Eleanora Fagan aka Billie Holiday
Chosen by Holiday Simmons, Resident in Resilience and Healing
“Fagan, who was best known publicly as Billie Holiday, was a jazz singer with a long career of making music. She had a history of dating both men and women, allegedly even having a relationship with artist Frida Kahlo. Holiday’s nickname is “Lady Day,” a name from her longtime friend Lester Young, with whom she worked on music. Billie Holiday’s influence on jazz and other American music is far-reaching. Some of her most famous work is centered on love, loss, and relationships. And several of her songs, including “Strange Fruit,” have been credited with shining a spotlight on and sparking conversations about the importance of civil rights for people of color. Holiday passed away in 1959 but her music is still widely listened to.”

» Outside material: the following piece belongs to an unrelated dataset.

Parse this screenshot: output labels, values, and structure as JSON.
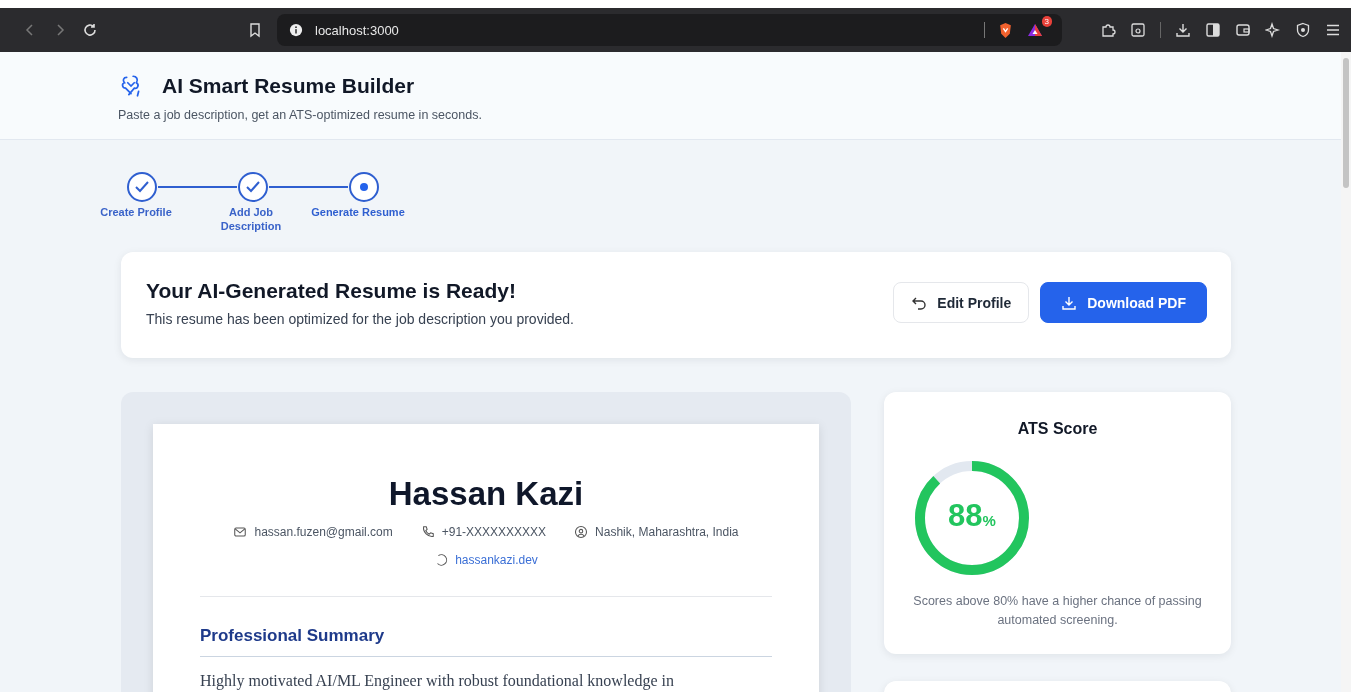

Everyday LGBTQ Women
Chosen by Craig White, Supportive Schools Coordinator
“I want to recognize the LGBTQ women in every town’s history and every family tree. When I do a training in a rural county, I remind folks that there are LGBTQ people in every Southern community – and there always have been. Very rarely could they live openly, so today we can only imagine their full stories, and only guess at who they were: the root doctor / midwife who raised every child in town like they were her own; the great-great-aunt ‘who lived back in the holler and dressed and worked just like a man;’ the ‘spinster sisters’ who helped out their neighbors so much that nobody made it their business to ask if they were really sisters or not; and not least, the women who married men because it was the only social and economic option for their survival. We can only guess at who you were and what your lives were like, and often our guesses will be wrong, but even so: We see you. We remember.”